## WORK TASK:
Your answer should consist of each line from the data below that contains "source".

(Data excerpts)
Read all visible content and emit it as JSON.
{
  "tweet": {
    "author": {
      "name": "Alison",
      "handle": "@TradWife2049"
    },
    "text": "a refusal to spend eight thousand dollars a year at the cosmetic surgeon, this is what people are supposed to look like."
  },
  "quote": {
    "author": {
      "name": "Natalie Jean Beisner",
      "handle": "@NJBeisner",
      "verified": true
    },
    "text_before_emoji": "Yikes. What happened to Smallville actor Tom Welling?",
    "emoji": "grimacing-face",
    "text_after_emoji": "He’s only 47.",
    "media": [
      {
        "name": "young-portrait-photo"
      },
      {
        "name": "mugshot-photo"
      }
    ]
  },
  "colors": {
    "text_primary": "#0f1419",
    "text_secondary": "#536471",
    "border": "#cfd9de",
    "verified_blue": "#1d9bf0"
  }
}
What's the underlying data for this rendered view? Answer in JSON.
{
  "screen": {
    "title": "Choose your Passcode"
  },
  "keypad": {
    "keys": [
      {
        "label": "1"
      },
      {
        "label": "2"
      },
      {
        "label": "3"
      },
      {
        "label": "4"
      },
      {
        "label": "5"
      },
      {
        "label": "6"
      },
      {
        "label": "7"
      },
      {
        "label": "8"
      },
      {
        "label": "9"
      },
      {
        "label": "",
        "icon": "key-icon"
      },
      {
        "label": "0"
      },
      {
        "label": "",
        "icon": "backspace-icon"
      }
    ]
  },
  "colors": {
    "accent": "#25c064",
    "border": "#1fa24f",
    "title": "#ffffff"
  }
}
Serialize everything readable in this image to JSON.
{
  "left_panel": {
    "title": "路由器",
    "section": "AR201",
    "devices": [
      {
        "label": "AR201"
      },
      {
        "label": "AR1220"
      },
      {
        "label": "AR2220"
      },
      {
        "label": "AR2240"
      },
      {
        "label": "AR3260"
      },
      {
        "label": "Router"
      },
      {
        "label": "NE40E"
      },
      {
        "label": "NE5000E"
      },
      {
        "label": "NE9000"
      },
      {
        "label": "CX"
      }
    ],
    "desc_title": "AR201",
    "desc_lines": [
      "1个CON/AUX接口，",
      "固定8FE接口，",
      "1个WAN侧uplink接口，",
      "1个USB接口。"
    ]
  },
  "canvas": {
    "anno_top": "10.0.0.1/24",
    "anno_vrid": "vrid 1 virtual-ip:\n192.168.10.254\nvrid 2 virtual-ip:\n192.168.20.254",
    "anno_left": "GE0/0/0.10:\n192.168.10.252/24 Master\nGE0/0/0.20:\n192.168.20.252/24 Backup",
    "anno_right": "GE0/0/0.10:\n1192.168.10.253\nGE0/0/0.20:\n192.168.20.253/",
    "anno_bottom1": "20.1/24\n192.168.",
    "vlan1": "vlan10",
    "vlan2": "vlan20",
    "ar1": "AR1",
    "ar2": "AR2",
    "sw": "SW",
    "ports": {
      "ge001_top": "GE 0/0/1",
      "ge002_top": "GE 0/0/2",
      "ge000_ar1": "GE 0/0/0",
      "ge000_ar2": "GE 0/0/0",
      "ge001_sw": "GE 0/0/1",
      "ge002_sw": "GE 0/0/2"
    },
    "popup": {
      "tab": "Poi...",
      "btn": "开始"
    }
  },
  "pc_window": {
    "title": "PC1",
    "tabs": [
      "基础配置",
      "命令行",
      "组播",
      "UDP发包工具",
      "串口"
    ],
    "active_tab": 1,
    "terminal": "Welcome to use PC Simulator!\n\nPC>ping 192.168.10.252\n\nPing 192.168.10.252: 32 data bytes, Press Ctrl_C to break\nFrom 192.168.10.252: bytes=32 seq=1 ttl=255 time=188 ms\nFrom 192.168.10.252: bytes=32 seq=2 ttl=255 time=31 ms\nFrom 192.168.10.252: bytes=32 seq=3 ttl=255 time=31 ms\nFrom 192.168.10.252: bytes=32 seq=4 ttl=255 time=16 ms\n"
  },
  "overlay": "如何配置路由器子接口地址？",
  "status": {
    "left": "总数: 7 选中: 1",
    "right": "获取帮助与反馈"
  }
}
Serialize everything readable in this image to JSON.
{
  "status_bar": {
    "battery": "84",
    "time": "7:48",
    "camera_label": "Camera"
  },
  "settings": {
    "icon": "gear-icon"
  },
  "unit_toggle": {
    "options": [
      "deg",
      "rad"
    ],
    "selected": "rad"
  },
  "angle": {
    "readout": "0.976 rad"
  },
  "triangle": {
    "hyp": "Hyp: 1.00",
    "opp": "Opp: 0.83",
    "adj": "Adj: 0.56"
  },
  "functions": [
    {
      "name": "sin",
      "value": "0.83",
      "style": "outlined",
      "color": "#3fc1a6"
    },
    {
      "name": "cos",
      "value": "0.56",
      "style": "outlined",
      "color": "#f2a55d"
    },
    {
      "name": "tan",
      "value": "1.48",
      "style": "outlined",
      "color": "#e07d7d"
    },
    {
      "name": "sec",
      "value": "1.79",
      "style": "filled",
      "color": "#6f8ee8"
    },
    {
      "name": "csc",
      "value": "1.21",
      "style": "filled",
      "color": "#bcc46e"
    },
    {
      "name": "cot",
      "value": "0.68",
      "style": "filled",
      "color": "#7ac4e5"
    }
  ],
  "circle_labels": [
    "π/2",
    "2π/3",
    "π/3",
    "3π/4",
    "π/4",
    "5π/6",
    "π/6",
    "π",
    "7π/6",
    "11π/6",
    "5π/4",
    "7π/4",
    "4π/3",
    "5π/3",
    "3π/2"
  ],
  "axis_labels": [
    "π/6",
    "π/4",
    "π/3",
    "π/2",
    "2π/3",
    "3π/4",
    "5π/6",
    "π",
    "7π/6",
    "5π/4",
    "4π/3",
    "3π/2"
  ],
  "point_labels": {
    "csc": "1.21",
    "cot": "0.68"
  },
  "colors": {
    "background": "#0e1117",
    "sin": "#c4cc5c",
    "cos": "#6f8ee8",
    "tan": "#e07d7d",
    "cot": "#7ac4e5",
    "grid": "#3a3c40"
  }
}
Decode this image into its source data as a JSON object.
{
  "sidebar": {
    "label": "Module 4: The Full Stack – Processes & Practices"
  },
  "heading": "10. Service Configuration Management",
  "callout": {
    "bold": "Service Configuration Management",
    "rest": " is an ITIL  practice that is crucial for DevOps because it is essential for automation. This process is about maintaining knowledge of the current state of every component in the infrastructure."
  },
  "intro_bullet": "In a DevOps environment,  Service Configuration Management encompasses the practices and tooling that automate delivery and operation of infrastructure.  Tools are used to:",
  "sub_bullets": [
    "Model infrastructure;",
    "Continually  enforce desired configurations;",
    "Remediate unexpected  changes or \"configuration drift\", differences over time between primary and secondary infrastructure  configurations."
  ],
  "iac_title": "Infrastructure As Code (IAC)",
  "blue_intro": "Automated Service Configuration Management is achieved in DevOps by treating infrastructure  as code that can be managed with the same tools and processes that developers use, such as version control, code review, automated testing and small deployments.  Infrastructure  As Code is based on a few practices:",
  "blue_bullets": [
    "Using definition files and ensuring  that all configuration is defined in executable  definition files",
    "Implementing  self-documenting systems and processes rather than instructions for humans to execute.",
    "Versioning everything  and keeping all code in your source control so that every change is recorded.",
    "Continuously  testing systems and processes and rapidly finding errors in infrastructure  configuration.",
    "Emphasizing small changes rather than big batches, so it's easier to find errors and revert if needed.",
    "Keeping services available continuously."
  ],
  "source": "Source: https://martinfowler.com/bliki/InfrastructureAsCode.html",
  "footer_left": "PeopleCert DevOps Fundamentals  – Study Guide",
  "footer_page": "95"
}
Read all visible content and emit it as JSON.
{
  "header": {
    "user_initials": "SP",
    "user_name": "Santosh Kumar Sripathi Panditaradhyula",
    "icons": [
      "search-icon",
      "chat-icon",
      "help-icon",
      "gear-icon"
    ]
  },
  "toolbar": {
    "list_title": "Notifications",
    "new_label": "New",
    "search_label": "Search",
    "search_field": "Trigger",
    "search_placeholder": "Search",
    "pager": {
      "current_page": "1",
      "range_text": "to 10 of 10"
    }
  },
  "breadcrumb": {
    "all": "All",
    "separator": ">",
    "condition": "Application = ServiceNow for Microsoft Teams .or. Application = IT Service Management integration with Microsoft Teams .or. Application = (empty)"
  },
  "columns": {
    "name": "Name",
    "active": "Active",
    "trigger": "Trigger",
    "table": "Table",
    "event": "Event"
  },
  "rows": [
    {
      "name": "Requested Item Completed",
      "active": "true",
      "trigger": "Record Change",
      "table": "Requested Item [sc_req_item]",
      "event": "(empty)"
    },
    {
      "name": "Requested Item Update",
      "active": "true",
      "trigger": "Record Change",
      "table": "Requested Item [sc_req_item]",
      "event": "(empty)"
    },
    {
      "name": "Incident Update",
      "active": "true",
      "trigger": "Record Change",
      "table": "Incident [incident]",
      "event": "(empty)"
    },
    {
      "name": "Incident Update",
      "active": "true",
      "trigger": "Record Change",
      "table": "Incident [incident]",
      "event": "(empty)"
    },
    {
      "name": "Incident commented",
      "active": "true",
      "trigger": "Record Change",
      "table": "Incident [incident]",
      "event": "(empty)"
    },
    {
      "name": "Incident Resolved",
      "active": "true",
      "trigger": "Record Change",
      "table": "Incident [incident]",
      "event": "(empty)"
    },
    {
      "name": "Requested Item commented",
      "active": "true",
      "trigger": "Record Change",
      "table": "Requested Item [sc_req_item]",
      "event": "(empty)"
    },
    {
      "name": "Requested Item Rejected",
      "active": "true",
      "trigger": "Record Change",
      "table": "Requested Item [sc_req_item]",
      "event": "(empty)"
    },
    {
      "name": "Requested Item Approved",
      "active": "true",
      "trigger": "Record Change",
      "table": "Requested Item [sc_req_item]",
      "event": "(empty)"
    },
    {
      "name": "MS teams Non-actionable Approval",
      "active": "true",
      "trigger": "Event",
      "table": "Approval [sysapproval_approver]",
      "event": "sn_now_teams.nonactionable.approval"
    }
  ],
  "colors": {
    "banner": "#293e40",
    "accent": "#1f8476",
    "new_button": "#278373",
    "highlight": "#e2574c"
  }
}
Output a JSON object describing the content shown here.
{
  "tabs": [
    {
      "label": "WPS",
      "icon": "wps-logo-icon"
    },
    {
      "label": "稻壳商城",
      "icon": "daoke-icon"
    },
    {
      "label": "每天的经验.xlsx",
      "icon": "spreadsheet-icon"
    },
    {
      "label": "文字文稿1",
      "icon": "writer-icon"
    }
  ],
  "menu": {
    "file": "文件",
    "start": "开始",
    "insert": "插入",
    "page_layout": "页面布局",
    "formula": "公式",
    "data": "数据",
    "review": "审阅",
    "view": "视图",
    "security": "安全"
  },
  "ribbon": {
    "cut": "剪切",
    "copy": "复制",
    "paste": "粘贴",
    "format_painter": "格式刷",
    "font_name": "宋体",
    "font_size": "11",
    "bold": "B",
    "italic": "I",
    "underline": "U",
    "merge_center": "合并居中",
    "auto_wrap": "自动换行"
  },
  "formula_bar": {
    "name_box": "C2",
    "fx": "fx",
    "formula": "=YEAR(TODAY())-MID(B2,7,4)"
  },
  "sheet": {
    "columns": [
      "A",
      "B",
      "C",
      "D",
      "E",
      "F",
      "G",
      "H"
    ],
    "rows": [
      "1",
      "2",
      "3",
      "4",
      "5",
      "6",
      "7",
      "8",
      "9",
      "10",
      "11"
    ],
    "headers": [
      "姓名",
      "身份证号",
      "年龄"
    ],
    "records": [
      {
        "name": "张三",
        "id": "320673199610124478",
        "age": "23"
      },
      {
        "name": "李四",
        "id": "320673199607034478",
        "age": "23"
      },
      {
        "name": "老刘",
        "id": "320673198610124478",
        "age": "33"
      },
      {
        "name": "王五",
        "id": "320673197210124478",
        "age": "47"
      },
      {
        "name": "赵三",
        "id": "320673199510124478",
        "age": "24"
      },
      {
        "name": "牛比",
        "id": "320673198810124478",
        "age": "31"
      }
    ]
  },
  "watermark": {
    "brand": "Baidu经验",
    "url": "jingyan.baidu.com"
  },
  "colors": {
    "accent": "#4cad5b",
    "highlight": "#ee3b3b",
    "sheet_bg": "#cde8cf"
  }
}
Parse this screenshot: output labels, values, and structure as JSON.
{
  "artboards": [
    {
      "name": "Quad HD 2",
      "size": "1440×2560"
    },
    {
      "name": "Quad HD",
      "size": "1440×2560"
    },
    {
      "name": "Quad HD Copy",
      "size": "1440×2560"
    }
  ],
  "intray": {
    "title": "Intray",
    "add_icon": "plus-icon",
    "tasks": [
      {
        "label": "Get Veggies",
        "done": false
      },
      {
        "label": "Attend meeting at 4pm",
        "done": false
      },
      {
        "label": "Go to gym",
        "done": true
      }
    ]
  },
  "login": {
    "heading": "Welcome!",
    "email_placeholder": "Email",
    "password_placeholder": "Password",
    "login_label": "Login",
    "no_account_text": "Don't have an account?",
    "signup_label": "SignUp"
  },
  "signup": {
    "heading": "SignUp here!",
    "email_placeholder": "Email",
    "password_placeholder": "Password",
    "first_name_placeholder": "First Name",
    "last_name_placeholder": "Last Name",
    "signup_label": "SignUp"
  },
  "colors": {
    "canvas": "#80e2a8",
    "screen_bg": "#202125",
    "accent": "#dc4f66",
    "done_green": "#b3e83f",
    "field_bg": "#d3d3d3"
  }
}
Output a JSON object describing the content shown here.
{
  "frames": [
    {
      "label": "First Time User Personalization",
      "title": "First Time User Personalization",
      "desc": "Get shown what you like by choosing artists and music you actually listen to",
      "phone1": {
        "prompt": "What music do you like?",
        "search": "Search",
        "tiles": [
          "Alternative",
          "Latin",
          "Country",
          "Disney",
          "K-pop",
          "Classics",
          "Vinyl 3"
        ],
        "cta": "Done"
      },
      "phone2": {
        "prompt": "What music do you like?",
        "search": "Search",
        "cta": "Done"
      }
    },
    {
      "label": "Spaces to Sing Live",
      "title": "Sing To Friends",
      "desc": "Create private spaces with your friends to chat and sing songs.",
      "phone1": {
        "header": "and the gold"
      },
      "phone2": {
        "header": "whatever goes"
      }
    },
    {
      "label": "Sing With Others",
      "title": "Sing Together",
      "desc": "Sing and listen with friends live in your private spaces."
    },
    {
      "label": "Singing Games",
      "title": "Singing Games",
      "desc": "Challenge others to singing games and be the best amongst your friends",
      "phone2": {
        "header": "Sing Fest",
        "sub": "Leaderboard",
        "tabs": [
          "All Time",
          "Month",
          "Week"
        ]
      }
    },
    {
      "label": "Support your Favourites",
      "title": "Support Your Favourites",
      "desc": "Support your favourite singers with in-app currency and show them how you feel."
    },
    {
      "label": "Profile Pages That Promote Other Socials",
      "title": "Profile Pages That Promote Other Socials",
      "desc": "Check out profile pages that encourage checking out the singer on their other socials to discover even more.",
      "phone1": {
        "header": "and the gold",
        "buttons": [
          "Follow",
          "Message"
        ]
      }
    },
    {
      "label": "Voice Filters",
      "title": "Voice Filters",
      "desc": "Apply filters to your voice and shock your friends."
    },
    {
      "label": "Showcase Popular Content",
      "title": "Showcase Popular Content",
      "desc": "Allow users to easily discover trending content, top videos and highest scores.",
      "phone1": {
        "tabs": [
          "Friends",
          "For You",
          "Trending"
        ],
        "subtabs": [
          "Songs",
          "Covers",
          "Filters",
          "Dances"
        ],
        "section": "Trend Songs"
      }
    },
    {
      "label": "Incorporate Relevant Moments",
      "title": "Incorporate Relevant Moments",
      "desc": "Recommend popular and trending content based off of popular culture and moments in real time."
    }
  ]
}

## OUTPUT FOR THIS EXERCISE:
Decode this image into its source data as a JSON object.
    "Versioning everything  and keeping all code in your source control so that every change is recorded.",
  "source": "Source: https://martinfowler.com/bliki/InfrastructureAsCode.html",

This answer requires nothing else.